In 1998, Newell Company set out to expand its revenue base through strategic acquisition of two major companies. Newell's CEO at that time was John McDonough, who was in charge of positioning the publicly traded company to an improved revenue base through differential product mix. The idea to broaden Newell Company through acquisition was an energetic and very optimistic strategic initiative to increase shareholder value in a shortened period of time. Unfortunately, the company compromised its fundamental requirement for product quality while removing a once strong presence of an intangible human resource pool.
Newell Company chose to diversify their product line for the simple reason to improve shareholder value. This is always the priority for a publicly traded firm. However, through acquisitions, several careful considerations are required to ensure stability along several factors. These include tedious movement of manufacturing tools, capital equipment allocation, and the aforementioned intangibles that are built within an acquired company.

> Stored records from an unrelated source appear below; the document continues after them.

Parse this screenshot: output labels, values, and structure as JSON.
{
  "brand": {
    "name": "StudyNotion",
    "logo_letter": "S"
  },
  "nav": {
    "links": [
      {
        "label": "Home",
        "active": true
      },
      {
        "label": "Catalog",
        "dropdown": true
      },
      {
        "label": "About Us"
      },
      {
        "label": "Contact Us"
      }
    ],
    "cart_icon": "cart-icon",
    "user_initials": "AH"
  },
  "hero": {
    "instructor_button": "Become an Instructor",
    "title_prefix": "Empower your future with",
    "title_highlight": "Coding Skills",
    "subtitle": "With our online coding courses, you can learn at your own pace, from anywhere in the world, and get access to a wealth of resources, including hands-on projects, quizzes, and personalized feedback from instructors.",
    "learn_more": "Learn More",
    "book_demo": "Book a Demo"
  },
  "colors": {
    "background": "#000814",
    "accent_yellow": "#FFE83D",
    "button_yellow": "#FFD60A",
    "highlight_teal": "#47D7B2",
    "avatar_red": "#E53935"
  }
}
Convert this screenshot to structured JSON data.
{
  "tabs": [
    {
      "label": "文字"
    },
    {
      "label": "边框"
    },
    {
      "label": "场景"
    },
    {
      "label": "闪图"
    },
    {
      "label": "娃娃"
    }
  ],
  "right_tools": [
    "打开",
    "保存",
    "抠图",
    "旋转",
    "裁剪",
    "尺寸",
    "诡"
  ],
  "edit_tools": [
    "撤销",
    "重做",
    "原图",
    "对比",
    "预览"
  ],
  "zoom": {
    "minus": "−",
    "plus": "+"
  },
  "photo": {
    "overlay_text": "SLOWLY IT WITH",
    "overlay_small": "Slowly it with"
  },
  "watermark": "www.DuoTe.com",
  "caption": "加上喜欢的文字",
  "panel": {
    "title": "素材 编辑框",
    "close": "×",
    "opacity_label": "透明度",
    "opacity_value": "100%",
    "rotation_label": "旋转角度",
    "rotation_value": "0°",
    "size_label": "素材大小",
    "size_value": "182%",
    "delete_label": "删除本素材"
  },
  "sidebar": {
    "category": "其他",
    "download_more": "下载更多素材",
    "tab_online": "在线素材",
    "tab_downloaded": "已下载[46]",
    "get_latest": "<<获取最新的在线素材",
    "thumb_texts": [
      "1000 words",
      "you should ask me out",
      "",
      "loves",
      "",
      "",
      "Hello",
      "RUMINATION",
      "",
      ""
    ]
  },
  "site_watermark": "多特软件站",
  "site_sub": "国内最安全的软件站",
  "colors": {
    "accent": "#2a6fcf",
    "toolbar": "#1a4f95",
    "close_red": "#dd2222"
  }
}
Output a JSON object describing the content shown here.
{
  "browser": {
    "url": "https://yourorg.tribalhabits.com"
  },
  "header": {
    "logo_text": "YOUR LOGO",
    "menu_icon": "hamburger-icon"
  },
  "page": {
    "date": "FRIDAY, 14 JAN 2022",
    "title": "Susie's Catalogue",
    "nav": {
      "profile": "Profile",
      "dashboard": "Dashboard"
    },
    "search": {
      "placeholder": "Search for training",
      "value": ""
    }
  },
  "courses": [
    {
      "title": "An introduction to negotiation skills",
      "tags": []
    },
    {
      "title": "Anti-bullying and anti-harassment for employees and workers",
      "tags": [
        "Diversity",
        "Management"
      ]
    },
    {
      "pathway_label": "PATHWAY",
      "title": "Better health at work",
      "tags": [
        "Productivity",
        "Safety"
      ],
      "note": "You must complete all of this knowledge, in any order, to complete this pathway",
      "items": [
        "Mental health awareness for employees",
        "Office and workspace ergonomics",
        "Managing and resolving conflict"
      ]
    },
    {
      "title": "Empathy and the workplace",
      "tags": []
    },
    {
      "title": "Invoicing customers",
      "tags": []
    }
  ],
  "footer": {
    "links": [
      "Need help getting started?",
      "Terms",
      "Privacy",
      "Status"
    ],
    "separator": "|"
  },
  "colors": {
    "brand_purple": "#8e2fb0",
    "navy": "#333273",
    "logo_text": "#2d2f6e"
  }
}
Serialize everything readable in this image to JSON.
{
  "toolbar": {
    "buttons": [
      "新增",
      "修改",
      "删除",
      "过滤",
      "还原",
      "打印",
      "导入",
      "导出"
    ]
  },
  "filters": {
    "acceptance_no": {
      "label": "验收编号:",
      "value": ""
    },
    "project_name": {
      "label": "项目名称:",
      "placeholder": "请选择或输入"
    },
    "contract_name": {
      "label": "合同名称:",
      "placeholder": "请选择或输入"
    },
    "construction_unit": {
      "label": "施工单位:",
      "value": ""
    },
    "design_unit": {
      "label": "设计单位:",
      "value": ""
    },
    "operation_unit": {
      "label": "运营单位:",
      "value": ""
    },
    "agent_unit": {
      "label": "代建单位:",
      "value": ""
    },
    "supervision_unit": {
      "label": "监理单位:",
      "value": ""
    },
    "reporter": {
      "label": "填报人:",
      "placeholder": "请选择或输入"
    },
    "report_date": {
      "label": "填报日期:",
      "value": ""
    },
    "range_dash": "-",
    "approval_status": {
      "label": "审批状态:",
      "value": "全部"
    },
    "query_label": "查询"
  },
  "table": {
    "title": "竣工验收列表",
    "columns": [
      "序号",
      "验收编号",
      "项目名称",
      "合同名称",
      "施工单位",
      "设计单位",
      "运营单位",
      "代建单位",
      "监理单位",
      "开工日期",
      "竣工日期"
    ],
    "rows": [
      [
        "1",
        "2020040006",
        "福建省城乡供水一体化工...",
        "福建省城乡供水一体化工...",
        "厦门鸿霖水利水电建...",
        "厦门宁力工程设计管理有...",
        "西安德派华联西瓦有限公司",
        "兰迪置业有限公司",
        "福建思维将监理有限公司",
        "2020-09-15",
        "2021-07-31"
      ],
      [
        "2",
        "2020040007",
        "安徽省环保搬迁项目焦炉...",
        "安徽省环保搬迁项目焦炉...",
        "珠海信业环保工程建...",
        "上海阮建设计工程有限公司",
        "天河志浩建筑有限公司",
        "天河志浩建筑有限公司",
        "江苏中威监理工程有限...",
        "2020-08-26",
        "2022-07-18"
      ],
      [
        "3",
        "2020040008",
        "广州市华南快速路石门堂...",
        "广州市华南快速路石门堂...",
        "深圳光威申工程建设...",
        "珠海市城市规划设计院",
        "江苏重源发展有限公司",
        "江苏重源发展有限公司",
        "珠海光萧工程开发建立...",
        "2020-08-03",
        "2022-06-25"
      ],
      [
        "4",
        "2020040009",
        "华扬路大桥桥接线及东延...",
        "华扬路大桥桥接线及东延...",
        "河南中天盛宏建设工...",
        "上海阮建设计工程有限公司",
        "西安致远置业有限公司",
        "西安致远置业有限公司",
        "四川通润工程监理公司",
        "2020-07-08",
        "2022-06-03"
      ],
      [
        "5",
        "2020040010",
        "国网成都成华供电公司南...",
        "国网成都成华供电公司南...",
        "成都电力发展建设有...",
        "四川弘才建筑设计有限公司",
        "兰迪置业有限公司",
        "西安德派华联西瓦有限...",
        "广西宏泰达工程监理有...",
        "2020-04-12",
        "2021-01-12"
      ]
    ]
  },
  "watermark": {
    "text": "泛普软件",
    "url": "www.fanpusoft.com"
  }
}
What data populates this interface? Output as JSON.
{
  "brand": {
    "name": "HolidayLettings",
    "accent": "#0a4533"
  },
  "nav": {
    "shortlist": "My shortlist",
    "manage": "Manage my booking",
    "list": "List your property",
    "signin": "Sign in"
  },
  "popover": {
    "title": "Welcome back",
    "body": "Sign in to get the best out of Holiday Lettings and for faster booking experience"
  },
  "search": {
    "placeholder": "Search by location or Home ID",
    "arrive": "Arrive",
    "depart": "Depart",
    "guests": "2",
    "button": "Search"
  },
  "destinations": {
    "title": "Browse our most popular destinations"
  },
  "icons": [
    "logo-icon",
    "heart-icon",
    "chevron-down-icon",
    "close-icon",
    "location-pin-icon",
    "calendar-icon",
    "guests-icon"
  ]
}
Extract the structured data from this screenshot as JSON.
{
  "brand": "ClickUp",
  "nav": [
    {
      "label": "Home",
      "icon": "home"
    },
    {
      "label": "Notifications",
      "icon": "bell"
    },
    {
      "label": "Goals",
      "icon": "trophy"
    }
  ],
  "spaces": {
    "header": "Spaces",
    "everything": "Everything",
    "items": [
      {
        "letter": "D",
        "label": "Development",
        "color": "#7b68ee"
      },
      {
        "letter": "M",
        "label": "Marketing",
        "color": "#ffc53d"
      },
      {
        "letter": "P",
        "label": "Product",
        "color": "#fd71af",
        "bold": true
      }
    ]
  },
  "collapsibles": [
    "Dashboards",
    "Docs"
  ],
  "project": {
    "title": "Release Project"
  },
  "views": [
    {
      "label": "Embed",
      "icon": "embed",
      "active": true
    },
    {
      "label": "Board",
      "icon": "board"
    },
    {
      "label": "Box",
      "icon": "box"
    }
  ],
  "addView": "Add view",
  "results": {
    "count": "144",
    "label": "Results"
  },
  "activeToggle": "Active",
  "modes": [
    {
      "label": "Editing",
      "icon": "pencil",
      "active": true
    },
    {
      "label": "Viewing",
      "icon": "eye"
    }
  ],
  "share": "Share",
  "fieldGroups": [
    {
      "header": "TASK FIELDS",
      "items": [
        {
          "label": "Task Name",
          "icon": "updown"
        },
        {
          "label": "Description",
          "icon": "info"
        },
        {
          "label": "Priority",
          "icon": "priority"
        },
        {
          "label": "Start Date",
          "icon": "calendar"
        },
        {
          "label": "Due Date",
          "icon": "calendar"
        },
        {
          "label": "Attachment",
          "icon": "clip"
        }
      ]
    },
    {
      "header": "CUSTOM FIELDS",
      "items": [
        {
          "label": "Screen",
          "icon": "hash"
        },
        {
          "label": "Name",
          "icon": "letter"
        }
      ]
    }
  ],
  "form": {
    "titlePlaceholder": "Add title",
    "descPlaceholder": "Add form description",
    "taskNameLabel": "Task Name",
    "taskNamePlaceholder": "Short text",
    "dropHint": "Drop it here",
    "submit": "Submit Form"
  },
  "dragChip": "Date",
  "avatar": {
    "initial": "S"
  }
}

These intangibles are not otherwise quantified in the financial reporting mechanisms. As these resources move under the acquiring firm, there is potential for many long-lasting problems, which will grow exponentially over time, and pose serious ramifications for the company.
Below, the figure isolates the intent of Newell Company to add value of diversification through acquisition. These also isolate the failures of Newell Company by the lack of due diligence and decision making by the executive staff.
"Using a single or dominant business corporate level strategy may be preferable to seeking a more diversified strategy, unless a corporation can develop economies of scope or financial economies between businesses, or unless it can obtain market power through additional levels of diversification. These economies and market power are the main sources of value creation when the firm diversifies."
Edgar A. Newell purchased a bankrupt...